For those who fish, I have already covered some heady ground. Dunns Creek is on Florida’s top-10 list of best places to catch catfish, and Crescent City modestly proclaims itself “The Bass Capital of the World.” On a trip to Palatka last year, we saw dozens of small boats whose occupants were shrimping with cast nets. To say a lot of fish live in the St. Johns oversimplifies.
A subspecies of the same striped bass we fished for as kids off Massachusetts in Buzzards Bay swims its entire life in the confines of the St. Johns, never joining its brethren in a run up the East Coast. And Lake George is frequented by many ocean species. In fact, visiting sharks are said to include bulls and hammerheads. Despite the ’gators and sharks, manatees seem untroubled.
The St. Johns River has had a powerful influence on today’s attitudes toward the environment. At about the time of the Revolution, a character and naturalist named William Bartram included the St. Johns in a tour of the Southeast to inventory the region’s resources. His descriptions of the river, like the one at the beginning of this story, beguiled poets, writers and thinkers of the American Romantic Movement, not the least of which were Ralph Waldo Emerson and Henry David Thoreau. American Indians called Bartram Puc Puggy, meaning “flower-hunter.”
Whatever your politics, there is no denying the direct chain of thought linking Bartram’s writings to today’s environmental movement. Which is why I’m a bit ashamed to admit I had no concept of the St. Johns River until I moved onto it a couple years ago, even though I had crossed it numerous times en route up or down the ICW. I always considered myself a history buff, but I’ve been humbled by my ignorance of this great river. James A. Michener may well have picked a lesser subject when he wrote “Chesapeake.”
The history of the St. Johns is a great “people” story. Florida has always attracted more than its share of adventurers, fugitives and dreamers, Bartram being just one. Another is Denys Rolle, an idealistic English politician who established a plantation on the east side of the river just south of Palatka, which he populated with beggars and prostitutes from the streets of London. When the workers ran off, Rolle became a slave-holder. This social experiment was located at the site of a present-day power station, which you can see from the river.

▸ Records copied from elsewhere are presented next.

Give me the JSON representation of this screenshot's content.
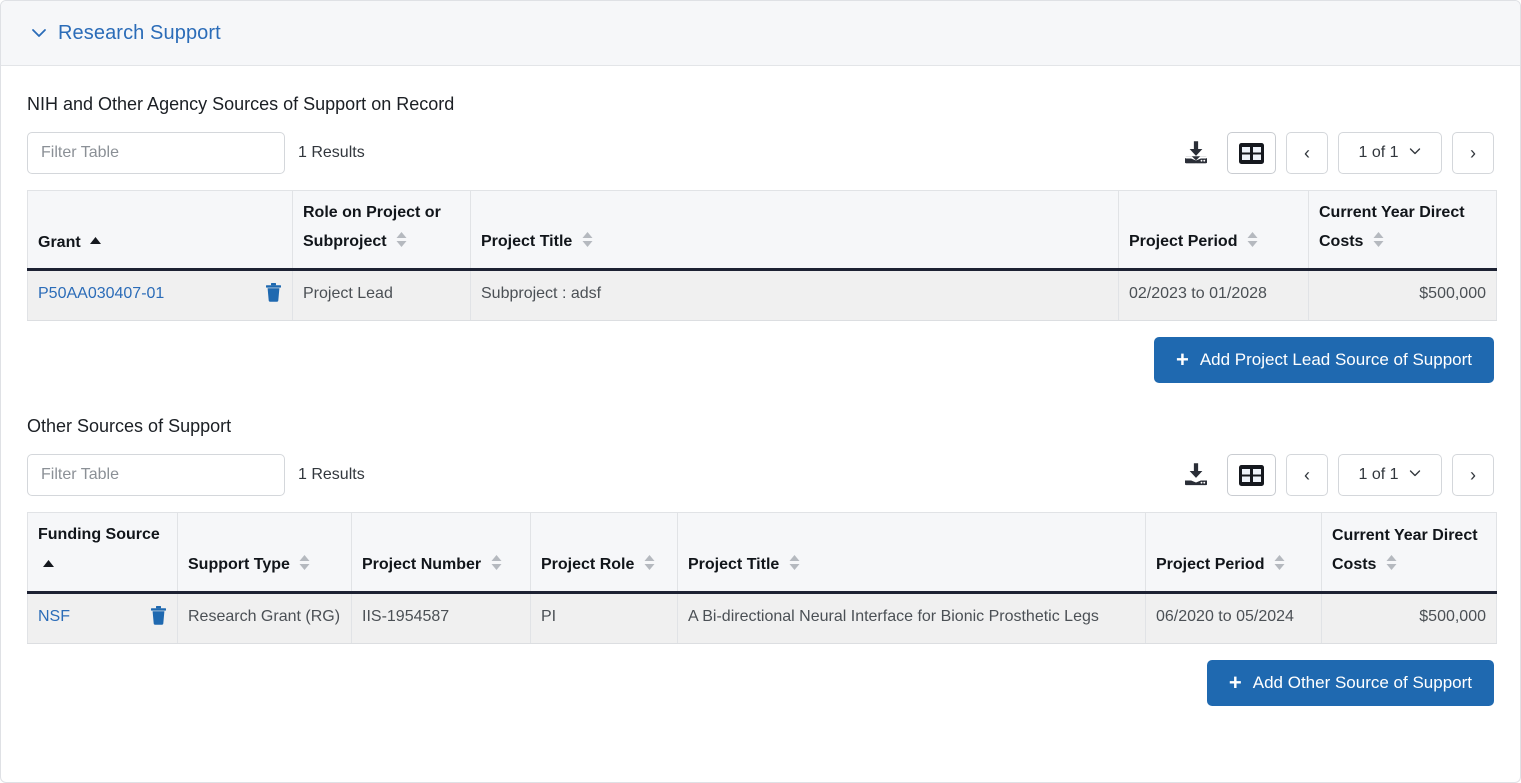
{
  "section": {
    "title": "Research Support",
    "collapse_icon": "chevron-down-icon"
  },
  "tables": [
    {
      "heading": "NIH and Other Agency Sources of Support on Record",
      "filter_placeholder": "Filter Table",
      "filter_value": "",
      "results_text": "1 Results",
      "toolbar": {
        "download_icon": "download-icon",
        "grid_icon": "table-grid-icon",
        "prev_label": "‹",
        "next_label": "›",
        "page_label": "1 of 1",
        "page_chevron": "chevron-down-icon"
      },
      "columns": [
        {
          "label": "Grant",
          "sort": "asc"
        },
        {
          "label": "Role on Project or Subproject",
          "sort": "both"
        },
        {
          "label": "Project Title",
          "sort": "both"
        },
        {
          "label": "Project Period",
          "sort": "both"
        },
        {
          "label": "Current Year Direct Costs",
          "sort": "both"
        }
      ],
      "rows": [
        {
          "grant": "P50AA030407-01",
          "delete_icon": "trash-icon",
          "role": "Project Lead",
          "title": "Subproject : adsf",
          "period": "02/2023 to 01/2028",
          "costs": "$500,000"
        }
      ],
      "add_button": {
        "label": "Add Project Lead Source of Support",
        "icon": "plus-icon"
      }
    },
    {
      "heading": "Other Sources of Support",
      "filter_placeholder": "Filter Table",
      "filter_value": "",
      "results_text": "1 Results",
      "toolbar": {
        "download_icon": "download-icon",
        "grid_icon": "table-grid-icon",
        "prev_label": "‹",
        "next_label": "›",
        "page_label": "1 of 1",
        "page_chevron": "chevron-down-icon"
      },
      "columns": [
        {
          "label": "Funding Source",
          "sort": "asc"
        },
        {
          "label": "Support Type",
          "sort": "both"
        },
        {
          "label": "Project Number",
          "sort": "both"
        },
        {
          "label": "Project Role",
          "sort": "both"
        },
        {
          "label": "Project Title",
          "sort": "both"
        },
        {
          "label": "Project Period",
          "sort": "both"
        },
        {
          "label": "Current Year Direct Costs",
          "sort": "both"
        }
      ],
      "rows": [
        {
          "source": "NSF",
          "delete_icon": "trash-icon",
          "support_type": "Research Grant (RG)",
          "project_number": "IIS-1954587",
          "project_role": "PI",
          "title": "A Bi-directional Neural Interface for Bionic Prosthetic Legs",
          "period": "06/2020 to 05/2024",
          "costs": "$500,000"
        }
      ],
      "add_button": {
        "label": "Add Other Source of Support",
        "icon": "plus-icon"
      }
    }
  ],
  "colors": {
    "link": "#2b6cb8",
    "primary_button": "#1f69b0",
    "header_band": "#f6f7f9",
    "row_bg": "#f0f0f0",
    "header_rule": "#1d2233"
  }
}
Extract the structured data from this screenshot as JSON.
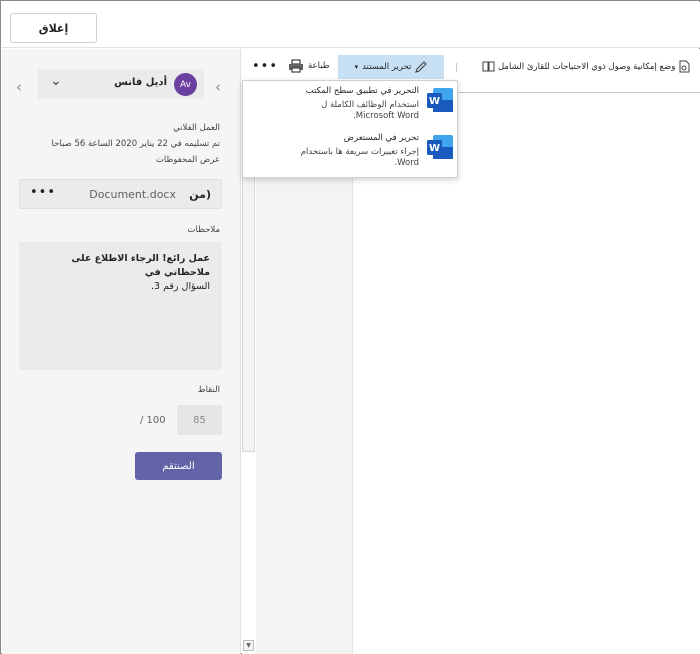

Florida was a sideshow during the Civil War, but a lively one. The St. Johns was hotly contested, and the Union Navy eventually came to hold sway over its lower reaches. Yankee attempts to seize actual real estate, however, were frustrated until the end, thanks to a wily Confederate cavalry captain named J.J. Dickison. Dickison earned his place in military history when he ordered an artillery ambush of the Union gunboat Columbine and captured her at Palatka. Dickison, nicknamed the “Swamp Fox,” became the first cavalryman in history known to have captured a naval vessel.
I was surprised to learn that Hallowes Cove, a favorite for overnight getaways across from my marina, once was defended by a Spanish fortress on Popo Point.
Maybe our ignorance of the St. Johns can be explained by its having peaked too early. Its heyday was the post-Civil War steamboat era. With the coming of the railroads, the region faded out of view, and Florida became synonymous with beaches and sunshine — that meant South Florida, not the dark waters of the St. Johns.
Ever since Huck Finn and Jim took their fictional raft ride down the Mississippi, river voyages have been a national metaphor. A trip along the lower St. Johns will be one of discovery, quite possibly self-discovery, and always fun. One of the best things about the lower St. Johns is that it leads to the upper St. Johns, another 100 miles of creeks, lakes and Americana.